Molecular nanomagnets are of great interest to researchers as they represent well-defined quantum mechanical systems which may be of future use as elements of quantum computers. These systems often have large values of spin angular momentum and quantum energy levels that can be tuned in an applied magnetic field. At a critical magnetic field, the energy levels cross and the molecule's ground state below the crossing will be different to that above. These level crossings have been studied with a variety of experimental techniques, but attempts to detect them with muons have proven unsuccessful until now.
In J. Phys.: Condens. Matter 23 242201, Tom Lancaster and Stephen Blundell of Oxford University, with collaborators from the ISIS facility and the University of Manchester, show the first example of an energy level crossing in a nanomagnet detected with muons. Muons are subatomic particles which may be implanted into materials. Their interactions provide information on magnetism, superconductivity, charge transport and dynamics. The measurements were made using the newly built HIFI instrument at the ISIS Facility, UK. This spectrometer allows magnetic fields of up to 5T to be applied during a muon experiment, and these are some of the first published results from this instrument.
This work demonstrates that muons are a useful probe of molecular nanomagnets and a promising tool for future research in this area. Because the muons are implanted inside the molecule, they provide a unique perspective for studying the quantum tunnelling that can occur in these new materials.

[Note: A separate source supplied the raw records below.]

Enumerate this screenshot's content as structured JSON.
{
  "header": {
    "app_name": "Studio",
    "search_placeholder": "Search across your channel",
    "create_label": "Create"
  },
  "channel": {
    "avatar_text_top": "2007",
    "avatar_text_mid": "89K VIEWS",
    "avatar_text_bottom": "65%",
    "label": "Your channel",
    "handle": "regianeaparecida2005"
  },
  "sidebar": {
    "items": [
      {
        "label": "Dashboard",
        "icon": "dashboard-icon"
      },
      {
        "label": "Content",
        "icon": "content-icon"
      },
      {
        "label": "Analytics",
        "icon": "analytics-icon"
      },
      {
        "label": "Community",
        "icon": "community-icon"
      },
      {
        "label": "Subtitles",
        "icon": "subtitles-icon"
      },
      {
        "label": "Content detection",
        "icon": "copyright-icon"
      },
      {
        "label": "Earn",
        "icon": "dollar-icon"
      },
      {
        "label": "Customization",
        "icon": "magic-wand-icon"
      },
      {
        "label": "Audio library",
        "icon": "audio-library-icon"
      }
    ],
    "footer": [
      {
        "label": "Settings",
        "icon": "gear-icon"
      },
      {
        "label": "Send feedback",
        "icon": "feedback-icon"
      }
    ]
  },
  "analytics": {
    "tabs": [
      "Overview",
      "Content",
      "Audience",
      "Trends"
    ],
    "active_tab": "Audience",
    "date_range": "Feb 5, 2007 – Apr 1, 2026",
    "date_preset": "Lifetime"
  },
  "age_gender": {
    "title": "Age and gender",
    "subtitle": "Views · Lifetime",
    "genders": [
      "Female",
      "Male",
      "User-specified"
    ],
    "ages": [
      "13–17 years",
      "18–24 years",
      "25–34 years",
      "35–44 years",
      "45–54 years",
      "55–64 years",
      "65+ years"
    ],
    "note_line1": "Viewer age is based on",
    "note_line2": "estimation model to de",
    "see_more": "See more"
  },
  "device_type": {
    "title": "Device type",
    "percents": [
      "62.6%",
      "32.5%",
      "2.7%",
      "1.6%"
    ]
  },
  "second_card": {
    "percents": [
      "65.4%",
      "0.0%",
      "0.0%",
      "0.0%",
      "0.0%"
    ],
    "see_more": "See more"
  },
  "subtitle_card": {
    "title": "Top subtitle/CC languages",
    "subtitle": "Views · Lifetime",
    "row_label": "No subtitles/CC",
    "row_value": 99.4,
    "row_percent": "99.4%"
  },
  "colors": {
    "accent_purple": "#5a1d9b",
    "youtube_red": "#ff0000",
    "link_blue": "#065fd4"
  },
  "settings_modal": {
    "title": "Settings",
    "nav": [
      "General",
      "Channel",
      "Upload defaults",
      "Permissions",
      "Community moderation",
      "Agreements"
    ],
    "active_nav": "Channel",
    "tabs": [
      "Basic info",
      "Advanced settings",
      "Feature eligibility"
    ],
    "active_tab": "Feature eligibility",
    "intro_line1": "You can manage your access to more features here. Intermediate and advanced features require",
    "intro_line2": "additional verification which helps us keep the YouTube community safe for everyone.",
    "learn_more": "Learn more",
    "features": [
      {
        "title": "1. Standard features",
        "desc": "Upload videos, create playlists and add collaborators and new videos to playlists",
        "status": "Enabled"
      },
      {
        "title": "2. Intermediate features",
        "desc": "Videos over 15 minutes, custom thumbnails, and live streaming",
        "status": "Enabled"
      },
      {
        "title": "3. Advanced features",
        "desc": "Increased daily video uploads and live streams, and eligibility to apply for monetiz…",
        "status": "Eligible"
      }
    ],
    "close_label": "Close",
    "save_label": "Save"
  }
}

The Cr8Cd molecule
Tom Lancaster and Stephen Blundell
Research date: July 2011